The light stabilizer-mixture of the invention is also effective in halogen-containing resins containing halogens other than chlorine, e.g. bromine, fluorine and iodine.

The halogen-containing resins may contain a varying proportion of halogen depending upon the nature of the resin and its contemplated use. However, as indicated above, vinyl chloride polymers in which the proportion of vinyl chloride units amount to 50% or more of the total monomer used in making the polymeric product represents a preferred class of polymers to be heat and light stabilized according to the invention,

Of course, it is to be understood that the light stabilizer mixture of this invention is applicable to compositions containing other plasticizers than the specific ones mentioned above.
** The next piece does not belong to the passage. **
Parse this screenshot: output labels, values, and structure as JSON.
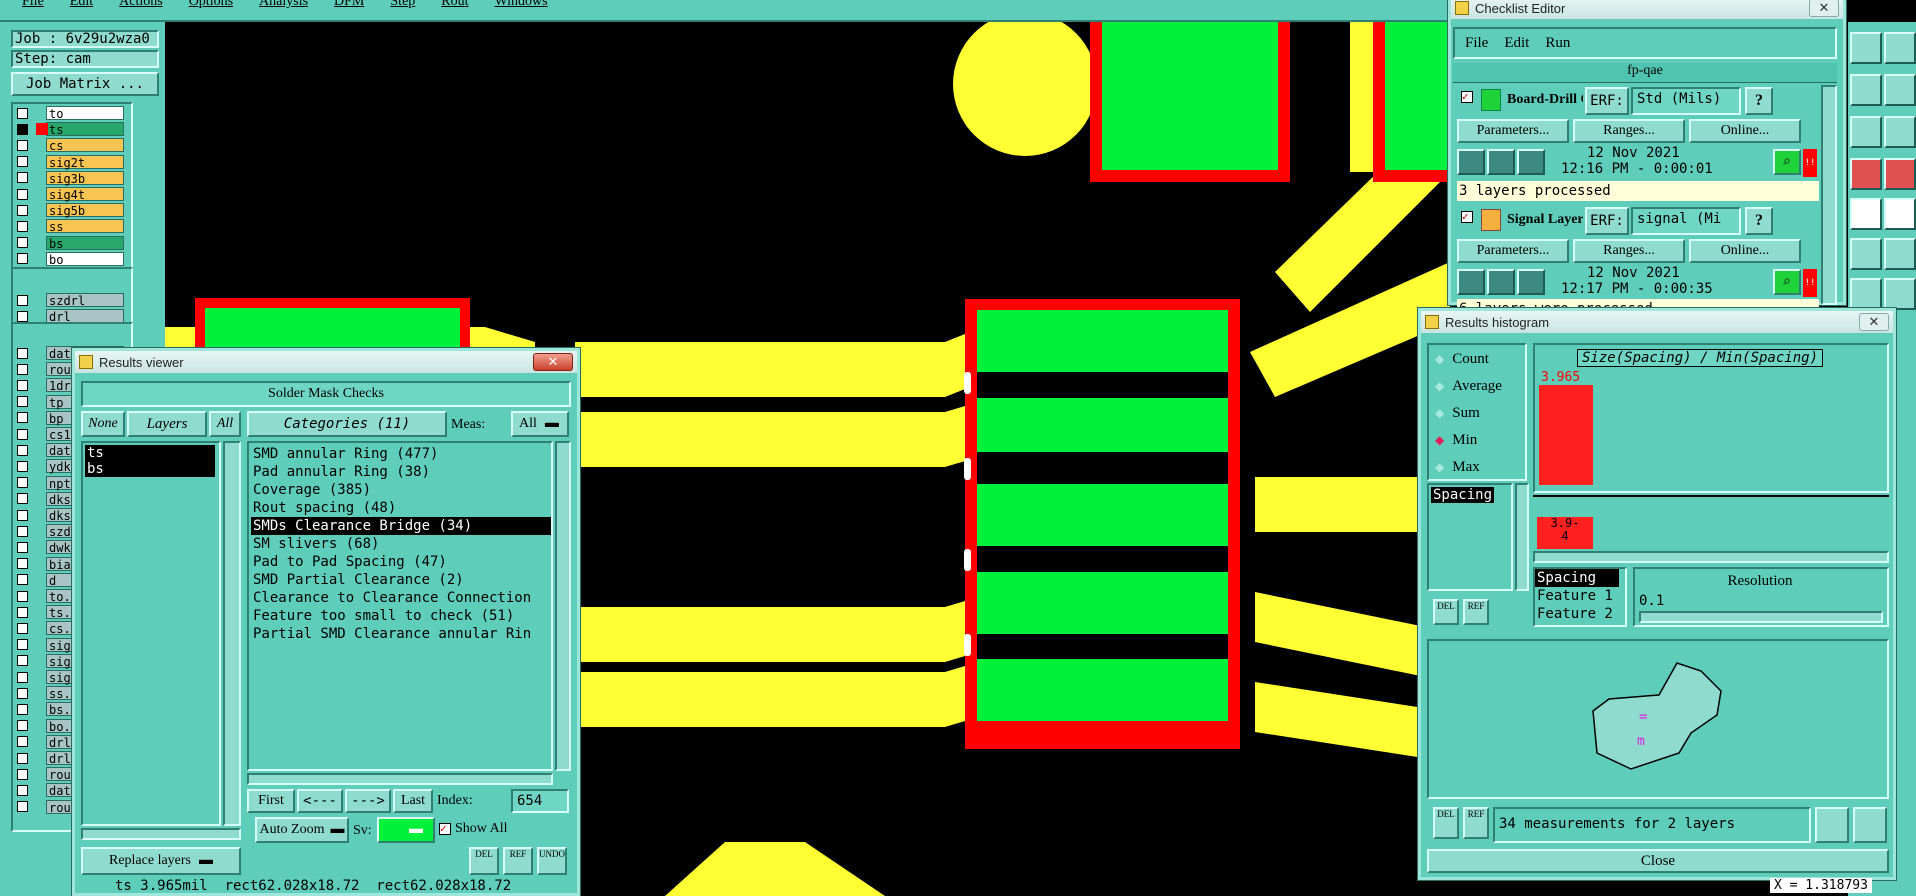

Thusly, halogen-containing resin compositions which are pla'sticized with any vinyl plasticizers are also effectively light stabilized by the mixture of this invention. In the case of certain halogen-containing resins no plasticizers are required, these resins are also effectively stabilized with the light stabilizer combination of this invention, as is PVC in those applications where plasticizers are required.
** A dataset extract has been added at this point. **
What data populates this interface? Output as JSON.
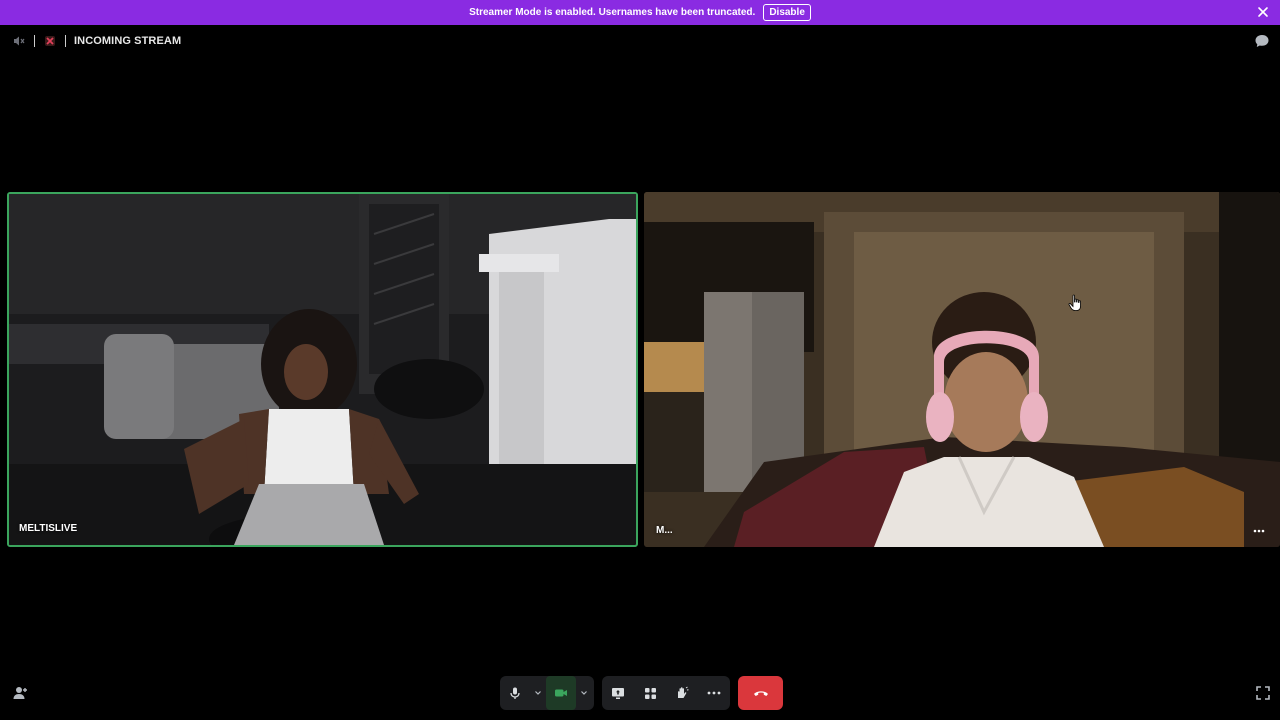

In addition to the stabilizer combination of this invention, other heat and light stabilizers may be included if desired, examples of which are well known to those skilled in the art as well as conventional additives such as other resins, lubricants, coloring materials, fillers, etc.

While this invention has been described with respect to certain embodiments, it is not so limited and it is to be understood that variations and modifications thereof may be made without departing from the spirit or scope of this invention.

What is claimed is:

1. A light stabilized polymer composition comprising polyvinyl chloride, from 0.01 to 10 parts by weight per parts by weight of said polymer of 2-hydroxy-4- methoxybenzophenone and from 0.1 to 10 parts by weight per 100 parts by weight of said polymer of a basic metal phosphite in which the metal is selected from the group consisting of lead and cadmium.

2. A composition of claim 1 in which the metal phosphite is dibasic lead orthophosphite.

3. A composition of claim 1 in which the metal phosphite is dibasic cadmium orthophosphite.

4. A composition of claim 1 in which the polymer composition contains from about 2.0 to 5.0 parts by weight of phosphite and 0.5 to 5 parts by weight of 2-hydroxy-4-methoxybenzophenone.

5. A light stabilized polymer composition comprising a vinyl chloride polymer in which at least 50% of the monomer units are vinyl chloride monomer units, any balance being derived from an ethylenically unsaturated monomer; from 0.01 to 10 parts by weight per 100 parts by weight of said polymer of 2-hydroxy-4-methoxybenzophenone; and from 0.1 to 10 parts by weight per 100 parts by weight of said polymer of cadmium orthophosphite.

References Cited by the Examiner UNITED STATES PATENTS 2,625,521 1/1953 Fischer et al 2604595 2,752,319 6/1956 Lipke et a1. 26045.7 2,919,259 12/1959 Naylor et a1. 26045.95 2,951,052 8/1960 Darby 26045.7

FOREIGN PATENTS 159,895 11/ 1954 Australia.

LEON I. BERCOVITZ, Primary Examiner.

DONALD E, CZAJA, Examiner.

H. E. TAYLOR, Assistant Examiner.

Patent Citations
Cited PatentFiling datePublication dateApplicantTitle
US2625521 *Jun 15, 1950Jan 13, 1953Standard Oil Dev CoStabilized plastic compositions of chlorine-containing vinyl resins
US2752319 *Sep 3, 1954Jun 26, 1956Dow Chemical CoHeat-stabilized polyvinyl chloride composition
US2919259 *Aug 22, 1956Dec 29, 1959William B HardyLight stabilized polyvinyl chloride compositions
US2951052 *Mar 31, 1958Aug 30, 1960Monsanto ChemicalsLight stabilizer mixture
AU159895B * Title not available
Referenced by
Citing PatentFiling datePublication dateApplicantTitle
US3356617 *Sep 15, 1966Dec 5, 1967Synthetic Products CoAn alkaline earth metal carboxylate phosphite stabilizing composition
US3882081 *Oct 3, 1973May 6, 1975Dow Chemical CoProcess for stabilizing vinylidene chloride polymers against metal-induced degradation
US5262459 *May 29, 1992Nov 16, 1993Sumitomo Chemical Company LimitedOf an olefin polymer, a uv light absorber and a hypophosphite
Classifications
U.S. Classification524/140, 524/336
International ClassificationC08K3/32, C08K5/132
Cooperative ClassificationC08K3/32, C08K5/132
European ClassificationC08K3/32, C08K5/132